# Given $f$ is strictly increasing, is $f$ bounded?

Let $f \in C^1(\Bbb{R})$ such that $f'(x)>0$ always with $\lim_{x\to \infty} f'(x)=0$, then is $f$ bounded above?

Tried many functions but couldn't find any counter, all seems to be satisfying, not sure if the statement is true or not.

No, consider,

$$f(x) = \begin{cases}x-1 & x\leq 1,\\ \log x & x>1 \end{cases}$$

• this is not in $C^1$ – Savannah Jan 30 '18 at 12:40
• Yes it is, it is continuous with continuous derivative, this is what you are meaning by $C^1$, correct? – TSF Jan 30 '18 at 12:42
• @Goal123 Now it should be $C^1$, you have $f'(x) = 1/x$ if $x>1$ and $f'(x) = 1$ if $x\le1$. – skyking Jan 30 '18 at 12:42
• Yes right, now it seems to be working – Savannah Jan 30 '18 at 12:44

Here's a counterexample with no need to split into cases: $$f(x) = \ln(\ln(1+e^x)) .$$

Try $\tanh(x)$, it fullfills all of your assumptions.

\edit This is a copunterexample: $f(x)=\sqrt{x}$ for $x\ge1$ and $f(x)=\frac{x}{2}+\frac{1}{2}$ for $x\le 1$

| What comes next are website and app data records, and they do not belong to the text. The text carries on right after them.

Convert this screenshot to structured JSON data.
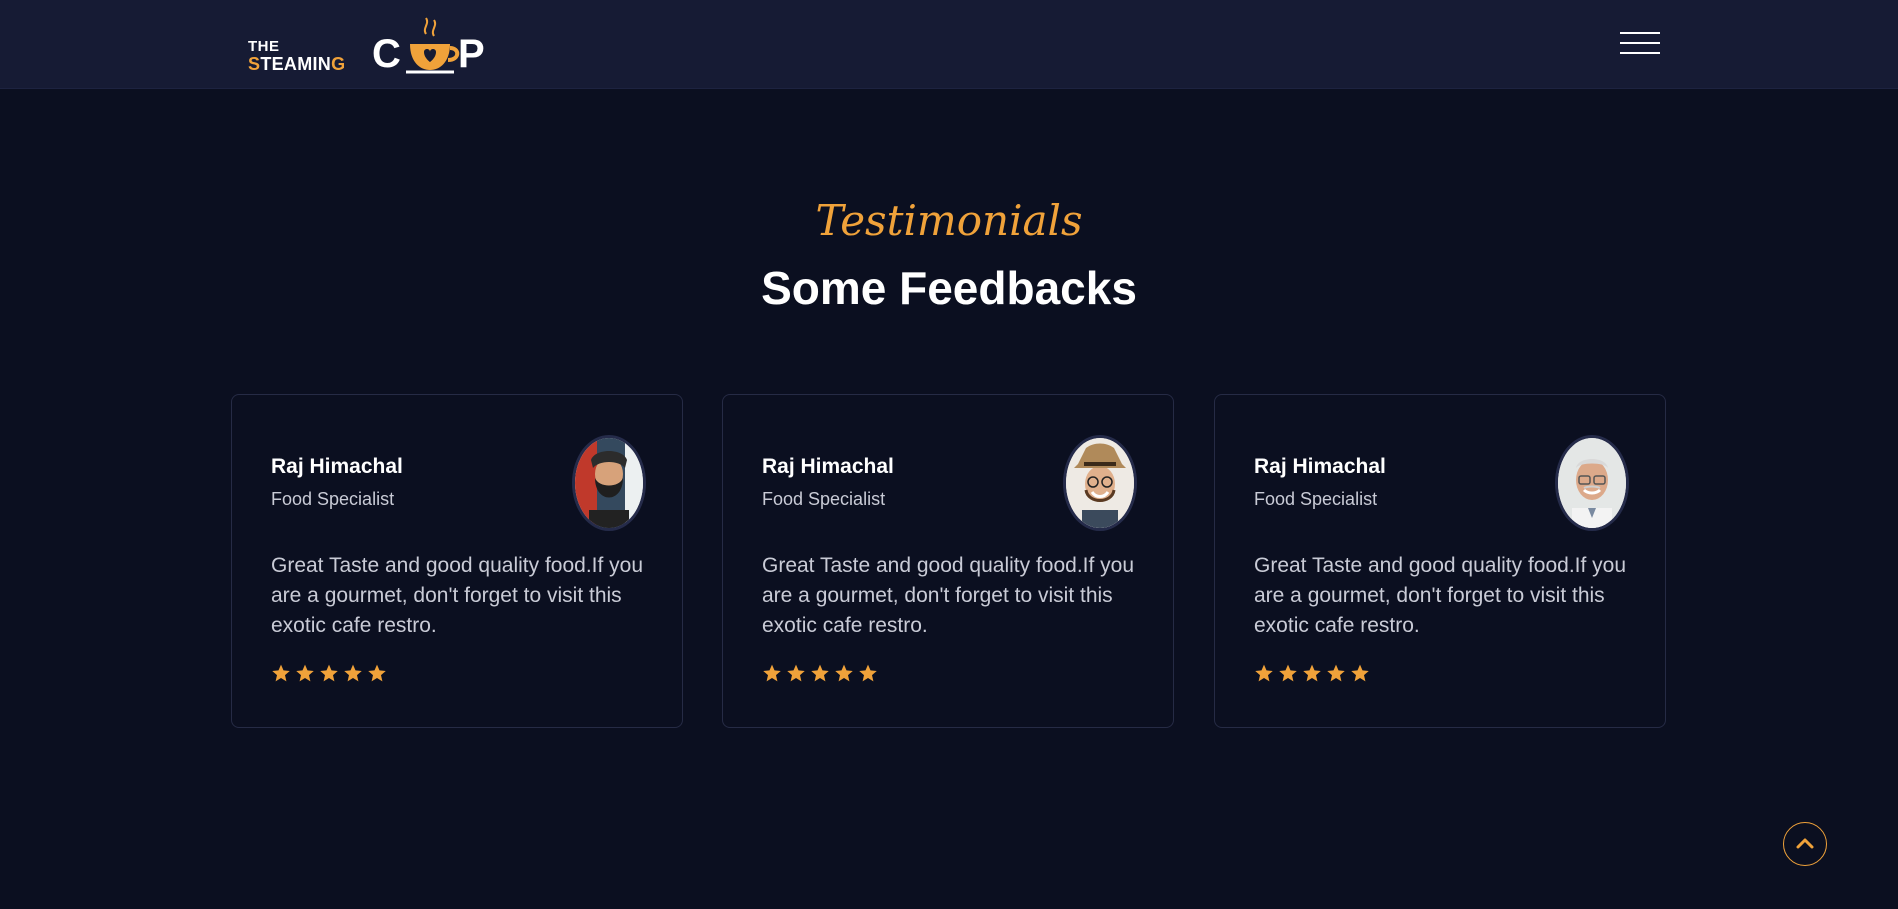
{
  "brand": {
    "the": "THE",
    "steaming_s": "S",
    "steaming_mid": "TEAMIN",
    "steaming_g": "G",
    "cup_c": "C",
    "cup_p": "P"
  },
  "colors": {
    "background": "#0b0f20",
    "navbar": "#161b34",
    "accent": "#f0a23a",
    "text": "#ffffff",
    "muted_text": "#c9cbd6"
  },
  "nav": {
    "menu_icon": "hamburger-menu-icon"
  },
  "section": {
    "subtitle": "Testimonials",
    "title": "Some Feedbacks"
  },
  "testimonials": [
    {
      "name": "Raj Himachal",
      "role": "Food Specialist",
      "quote": "Great Taste and good quality food.If you are a gourmet, don't forget to visit this exotic cafe restro.",
      "rating": 5,
      "avatar_icon": "bearded-man-avatar"
    },
    {
      "name": "Raj Himachal",
      "role": "Food Specialist",
      "quote": "Great Taste and good quality food.If you are a gourmet, don't forget to visit this exotic cafe restro.",
      "rating": 5,
      "avatar_icon": "man-with-hat-avatar"
    },
    {
      "name": "Raj Himachal",
      "role": "Food Specialist",
      "quote": "Great Taste and good quality food.If you are a gourmet, don't forget to visit this exotic cafe restro.",
      "rating": 5,
      "avatar_icon": "older-man-avatar"
    }
  ],
  "scroll_top_icon": "chevron-up-icon"
}
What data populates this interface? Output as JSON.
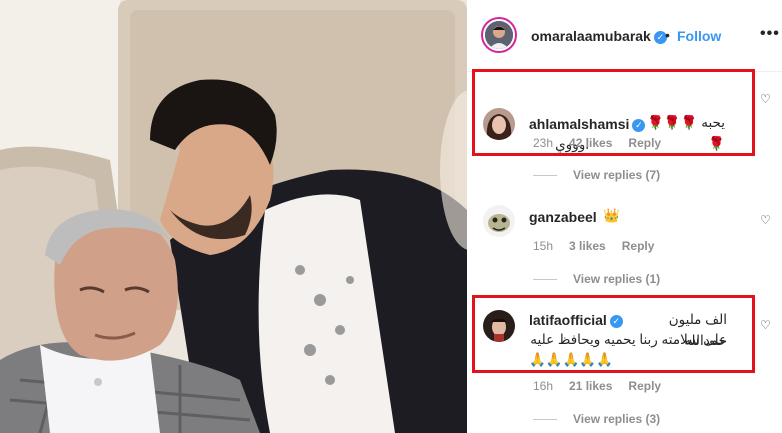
{
  "post": {
    "username": "omaralaamubarak",
    "separator": "•",
    "follow_label": "Follow",
    "more_glyph": "•••",
    "verified_glyph": "✓"
  },
  "comments": [
    {
      "username": "ahlamalshamsi",
      "verified": true,
      "line1": "يحبه 🌹🌹🌹🌹",
      "line2": "اوووي",
      "time": "23h",
      "likes": "42 likes",
      "reply": "Reply",
      "view_replies": "View replies (7)"
    },
    {
      "username": "ganzabeel",
      "verified": false,
      "line1": "👑",
      "time": "15h",
      "likes": "3 likes",
      "reply": "Reply",
      "view_replies": "View replies (1)"
    },
    {
      "username": "latifaofficial",
      "verified": true,
      "line1": "الف مليون حمدالله",
      "line2": "على سلامته ربنا يحميه ويحافظ عليه",
      "line3": "🙏🙏🙏🙏🙏",
      "time": "16h",
      "likes": "21 likes",
      "reply": "Reply",
      "view_replies": "View replies (3)"
    }
  ],
  "icons": {
    "heart": "♡",
    "crown": "👑"
  },
  "colors": {
    "highlight": "#e1121b",
    "follow": "#3897f0",
    "verified": "#3897f0",
    "meta_text": "#8e8e8e"
  }
}
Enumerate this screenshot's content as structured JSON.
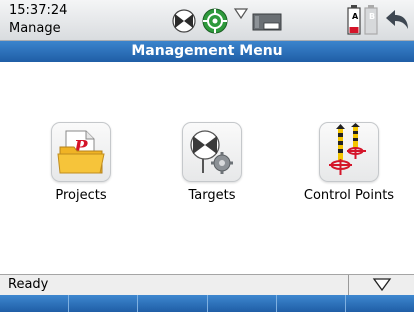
{
  "header": {
    "time": "15:37:24",
    "app_name": "Manage",
    "icons": [
      "prism-icon",
      "target-lock-icon",
      "wireless-icon",
      "instrument-icon",
      "battery-a-icon",
      "battery-b-icon",
      "back-arrow-icon"
    ],
    "battery_labels": [
      "A",
      "B"
    ]
  },
  "title": "Management Menu",
  "menu": [
    {
      "label": "Projects",
      "icon": "projects-folder-icon"
    },
    {
      "label": "Targets",
      "icon": "targets-prism-icon"
    },
    {
      "label": "Control Points",
      "icon": "control-points-icon"
    }
  ],
  "status": {
    "text": "Ready",
    "dropdown_icon": "triangle-down-icon"
  },
  "softkeys": [
    "",
    "",
    "",
    "",
    "",
    ""
  ],
  "colors": {
    "title_bar": "#2a6fb8",
    "softkey": "#2a6fb8",
    "accent_red": "#d4152a",
    "accent_yellow": "#f3c500",
    "folder_yellow": "#f6c43a"
  }
}
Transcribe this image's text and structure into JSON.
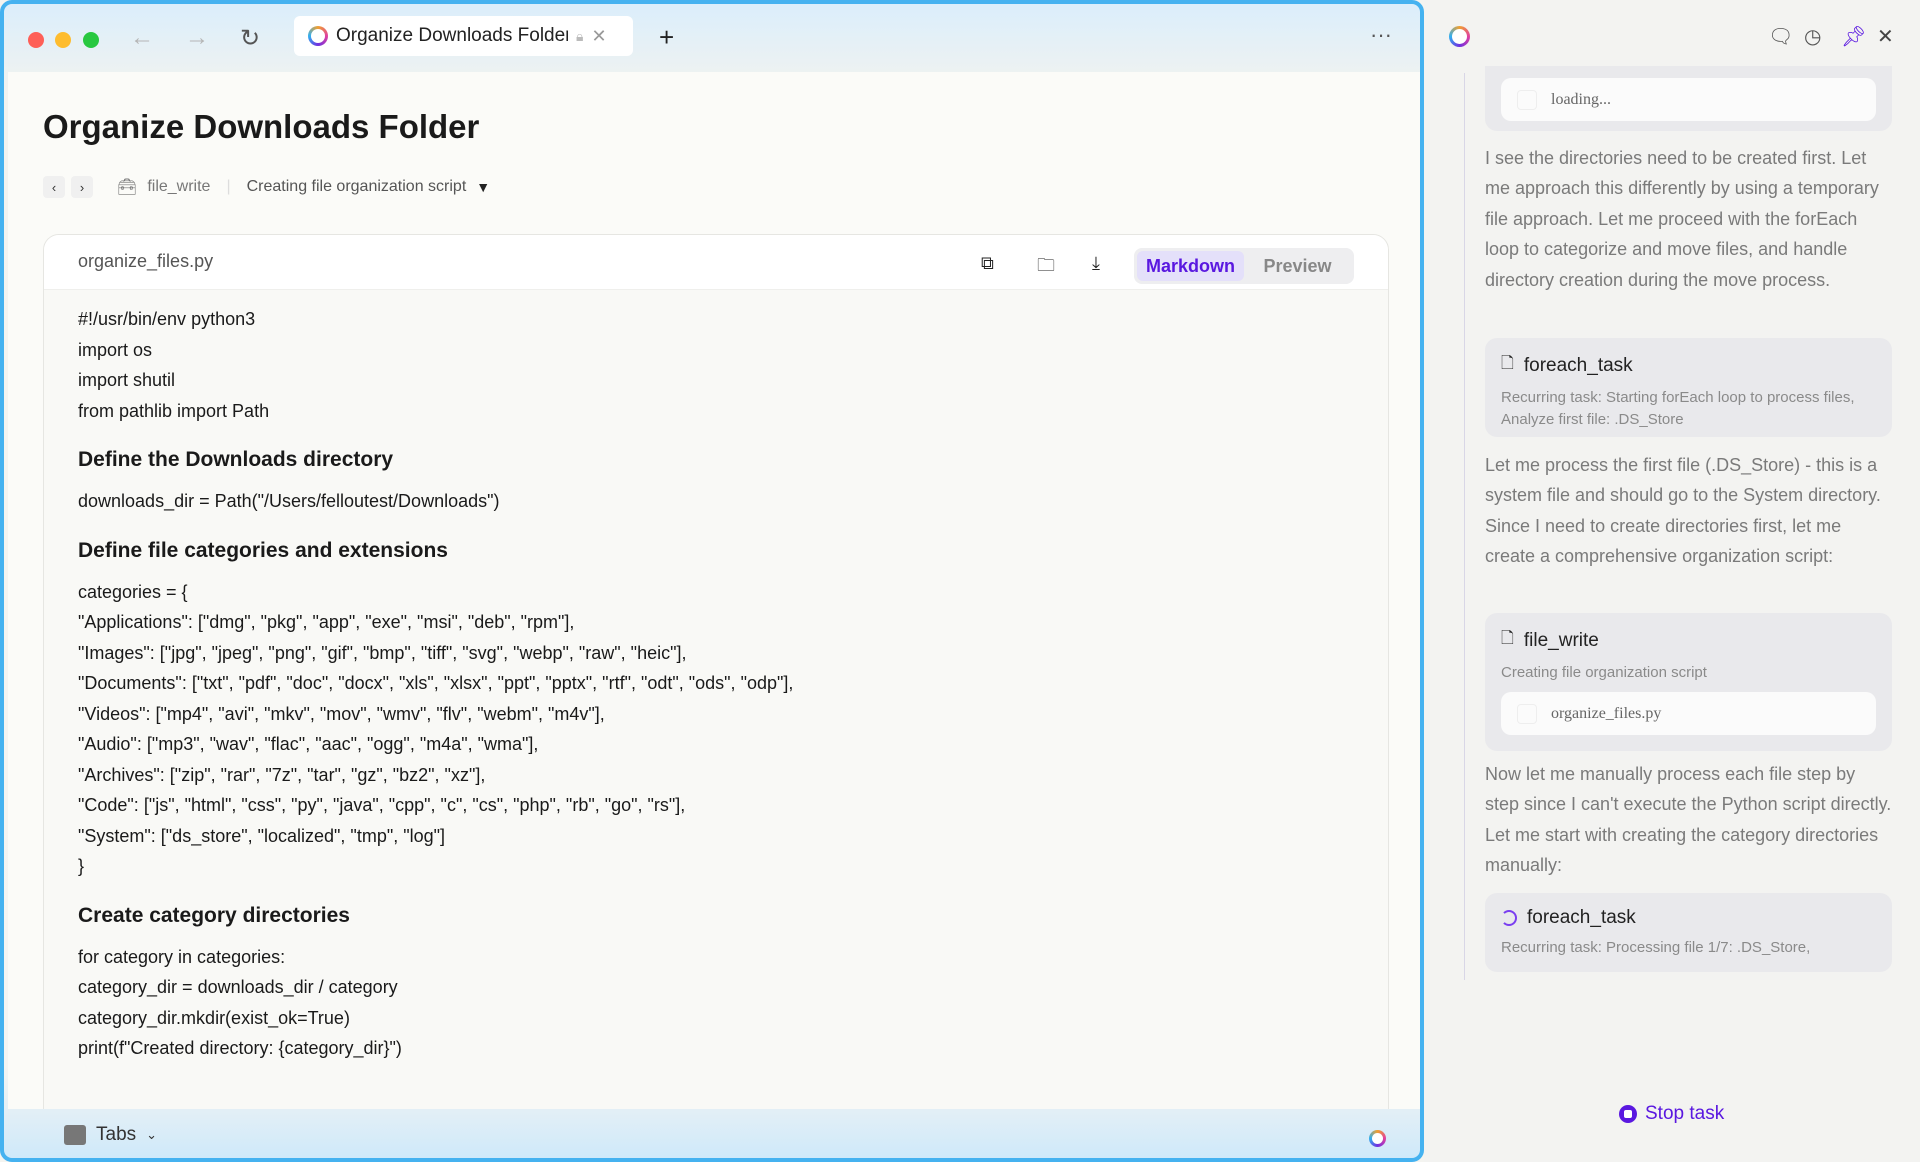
{
  "browser": {
    "tab_title": "Organize Downloads Folder",
    "new_tab": "+",
    "more": "···"
  },
  "page": {
    "title": "Organize Downloads Folder",
    "breadcrumb": {
      "tool": "file_write",
      "step": "Creating file organization script"
    }
  },
  "file_card": {
    "filename": "organize_files.py",
    "modes": [
      "Markdown",
      "Preview"
    ],
    "active_mode": "Markdown",
    "content": [
      {
        "t": "l",
        "v": "#!/usr/bin/env python3"
      },
      {
        "t": "l",
        "v": "import os"
      },
      {
        "t": "l",
        "v": "import shutil"
      },
      {
        "t": "l",
        "v": "from pathlib import Path"
      },
      {
        "t": "h",
        "v": "Define the Downloads directory"
      },
      {
        "t": "l",
        "v": "downloads_dir = Path(\"/Users/felloutest/Downloads\")"
      },
      {
        "t": "h",
        "v": "Define file categories and extensions"
      },
      {
        "t": "l",
        "v": "categories = {"
      },
      {
        "t": "l",
        "v": "\"Applications\": [\"dmg\", \"pkg\", \"app\", \"exe\", \"msi\", \"deb\", \"rpm\"],"
      },
      {
        "t": "l",
        "v": "\"Images\": [\"jpg\", \"jpeg\", \"png\", \"gif\", \"bmp\", \"tiff\", \"svg\", \"webp\", \"raw\", \"heic\"],"
      },
      {
        "t": "l",
        "v": "\"Documents\": [\"txt\", \"pdf\", \"doc\", \"docx\", \"xls\", \"xlsx\", \"ppt\", \"pptx\", \"rtf\", \"odt\", \"ods\", \"odp\"],"
      },
      {
        "t": "l",
        "v": "\"Videos\": [\"mp4\", \"avi\", \"mkv\", \"mov\", \"wmv\", \"flv\", \"webm\", \"m4v\"],"
      },
      {
        "t": "l",
        "v": "\"Audio\": [\"mp3\", \"wav\", \"flac\", \"aac\", \"ogg\", \"m4a\", \"wma\"],"
      },
      {
        "t": "l",
        "v": "\"Archives\": [\"zip\", \"rar\", \"7z\", \"tar\", \"gz\", \"bz2\", \"xz\"],"
      },
      {
        "t": "l",
        "v": "\"Code\": [\"js\", \"html\", \"css\", \"py\", \"java\", \"cpp\", \"c\", \"cs\", \"php\", \"rb\", \"go\", \"rs\"],"
      },
      {
        "t": "l",
        "v": "\"System\": [\"ds_store\", \"localized\", \"tmp\", \"log\"]"
      },
      {
        "t": "l",
        "v": "}"
      },
      {
        "t": "h",
        "v": "Create category directories"
      },
      {
        "t": "l",
        "v": "for category in categories:"
      },
      {
        "t": "l",
        "v": "category_dir = downloads_dir / category"
      },
      {
        "t": "l",
        "v": "category_dir.mkdir(exist_ok=True)"
      },
      {
        "t": "l",
        "v": "print(f\"Created directory: {category_dir}\")"
      }
    ]
  },
  "bottom_bar": {
    "tabs_label": "Tabs"
  },
  "panel": {
    "loading": "loading...",
    "para1": "I see the directories need to be created first. Let me approach this differently by using a temporary file approach. Let me proceed with the forEach loop to categorize and move files, and handle directory creation during the move process.",
    "task1": {
      "title": "foreach_task",
      "desc": "Recurring task: Starting forEach loop to process files, Analyze first file: .DS_Store"
    },
    "para2": "Let me process the first file (.DS_Store) - this is a system file and should go to the System directory. Since I need to create directories first, let me create a comprehensive organization script:",
    "task2": {
      "title": "file_write",
      "desc": "Creating file organization script",
      "file": "organize_files.py"
    },
    "para3": "Now let me manually process each file step by step since I can't execute the Python script directly. Let me start with creating the category directories manually:",
    "task3": {
      "title": "foreach_task",
      "desc": "Recurring task: Processing file 1/7: .DS_Store,"
    },
    "stop_label": "Stop task"
  },
  "colors": {
    "accent": "#5a18e0",
    "window_border": "#45b2f0"
  }
}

• This does not answer the question, you must either prove that the statement is true or provide a counterexample. This is just an example that there is a bounded function satisfying the assumptions but does not say that all functions which satisfy the assumptions are bounded. – TSF Jan 30 '18 at 12:40
• Ah I see, sorry I missunderstood the question. – crankk Jan 30 '18 at 12:41